DESCRIPTION OF THE TASK → When you repeat the material, keep each line exact and omit the pictures.

DATA FOR ANALYSIS →
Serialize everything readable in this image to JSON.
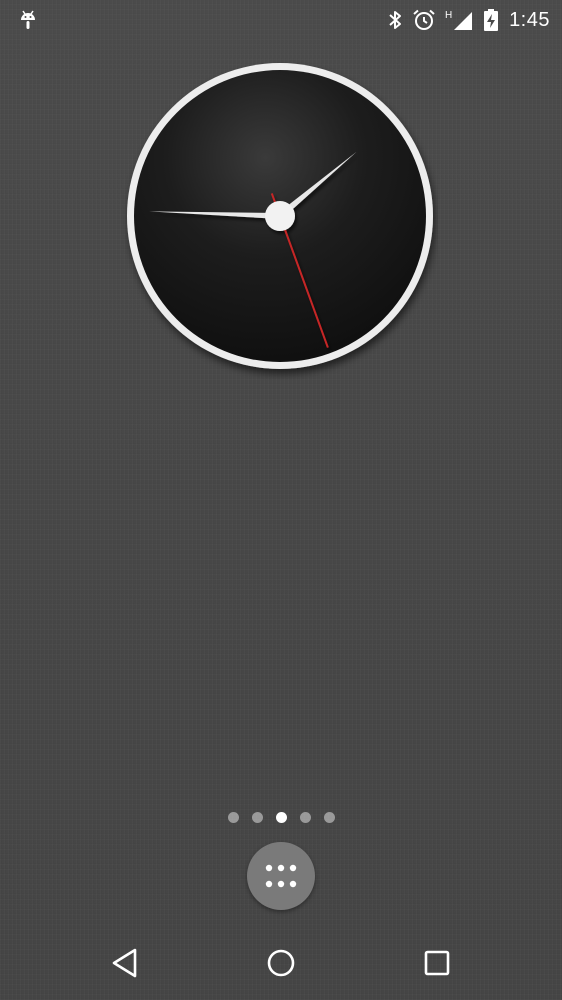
{
  "status_bar": {
    "time": "1:45",
    "network_indicator": "H",
    "icons": [
      "android-debug-icon",
      "bluetooth-icon",
      "alarm-icon",
      "cell-signal-icon",
      "battery-charging-icon"
    ]
  },
  "clock_widget": {
    "type": "analog",
    "hour_hand_angle_deg": 50,
    "minute_hand_angle_deg": 272,
    "second_hand_angle_deg": 160,
    "colors": {
      "face": "#151515",
      "ring": "#eeeeee",
      "second_hand": "#c62828"
    }
  },
  "home": {
    "page_indicator": {
      "count": 5,
      "active_index": 2
    },
    "app_drawer_icon": "apps-grid-icon"
  },
  "nav_bar": {
    "buttons": [
      "back-icon",
      "home-icon",
      "recents-icon"
    ]
  }
}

RESULT BELOW →
Serialize everything readable in this image to JSON.
{
  "status_bar": {
    "time": "1:45",
    "network_indicator": "H",
    "icons": [
      "android-debug-icon",
      "bluetooth-icon",
      "alarm-icon",
      "cell-signal-icon",
      "battery-charging-icon"
    ]
  },
  "clock_widget": {
    "type": "analog",
    "hour_hand_angle_deg": 50,
    "minute_hand_angle_deg": 272,
    "second_hand_angle_deg": 160,
    "colors": {
      "face": "#151515",
      "ring": "#eeeeee",
      "second_hand": "#c62828"
    }
  },
  "home": {
    "page_indicator": {
      "count": 5,
      "active_index": 2
    },
    "app_drawer_icon": "apps-grid-icon"
  },
  "nav_bar": {
    "buttons": [
      "back-icon",
      "home-icon",
      "recents-icon"
    ]
  }
}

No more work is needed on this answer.